PROBLEM REQUIREMENTS → What is the number of lines in these records with "title" in them? Answer with that number only.

+++ PROVIDED INFORMATION +++

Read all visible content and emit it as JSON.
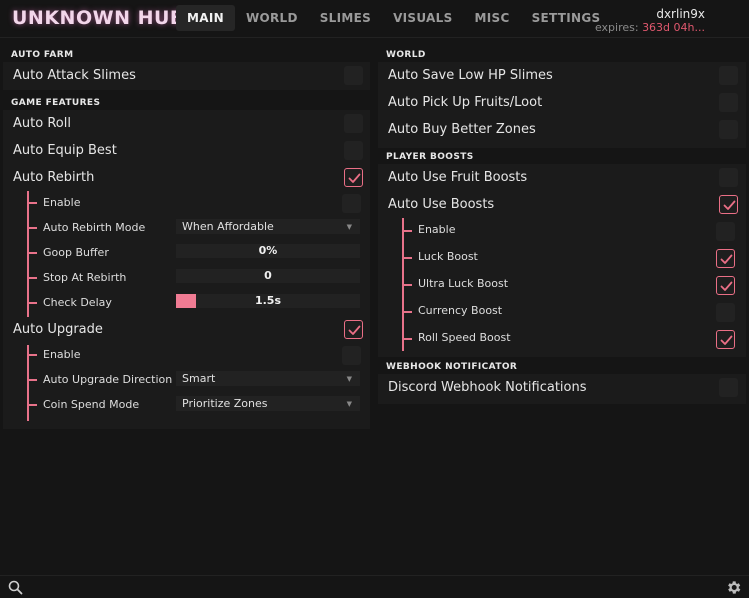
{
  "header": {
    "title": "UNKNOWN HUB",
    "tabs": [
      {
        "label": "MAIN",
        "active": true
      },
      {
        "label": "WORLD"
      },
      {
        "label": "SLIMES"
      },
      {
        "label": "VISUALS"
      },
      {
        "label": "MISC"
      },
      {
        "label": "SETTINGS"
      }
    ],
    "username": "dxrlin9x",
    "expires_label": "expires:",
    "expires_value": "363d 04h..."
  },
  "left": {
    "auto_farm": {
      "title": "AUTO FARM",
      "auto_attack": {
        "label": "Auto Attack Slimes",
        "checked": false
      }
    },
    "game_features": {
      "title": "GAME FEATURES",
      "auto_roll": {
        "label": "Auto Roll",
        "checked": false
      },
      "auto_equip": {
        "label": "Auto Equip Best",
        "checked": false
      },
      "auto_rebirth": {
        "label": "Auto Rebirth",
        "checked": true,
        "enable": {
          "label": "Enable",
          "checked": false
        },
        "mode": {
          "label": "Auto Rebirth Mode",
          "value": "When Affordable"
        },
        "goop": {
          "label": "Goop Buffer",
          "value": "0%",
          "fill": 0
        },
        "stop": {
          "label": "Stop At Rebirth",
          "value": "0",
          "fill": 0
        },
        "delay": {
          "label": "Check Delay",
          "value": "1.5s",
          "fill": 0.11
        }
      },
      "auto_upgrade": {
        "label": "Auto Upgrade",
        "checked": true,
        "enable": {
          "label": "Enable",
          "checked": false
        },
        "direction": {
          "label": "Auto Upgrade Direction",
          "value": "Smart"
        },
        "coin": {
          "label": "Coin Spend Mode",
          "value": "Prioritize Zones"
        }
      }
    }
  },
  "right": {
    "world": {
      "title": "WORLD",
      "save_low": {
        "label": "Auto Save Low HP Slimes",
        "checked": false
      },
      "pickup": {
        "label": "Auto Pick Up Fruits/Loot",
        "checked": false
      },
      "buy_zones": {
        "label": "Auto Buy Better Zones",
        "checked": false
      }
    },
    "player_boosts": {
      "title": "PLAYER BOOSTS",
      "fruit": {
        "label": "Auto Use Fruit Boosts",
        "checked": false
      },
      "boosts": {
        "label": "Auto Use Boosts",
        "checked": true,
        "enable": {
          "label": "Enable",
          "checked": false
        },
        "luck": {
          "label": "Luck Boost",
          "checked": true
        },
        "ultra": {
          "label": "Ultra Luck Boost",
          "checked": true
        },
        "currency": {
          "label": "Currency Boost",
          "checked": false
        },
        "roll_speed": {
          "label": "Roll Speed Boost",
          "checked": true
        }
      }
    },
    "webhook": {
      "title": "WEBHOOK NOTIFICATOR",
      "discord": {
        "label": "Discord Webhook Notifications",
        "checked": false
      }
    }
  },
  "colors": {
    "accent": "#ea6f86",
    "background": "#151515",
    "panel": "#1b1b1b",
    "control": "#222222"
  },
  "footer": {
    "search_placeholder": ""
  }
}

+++

SOLUTION TO THIS TASK → 6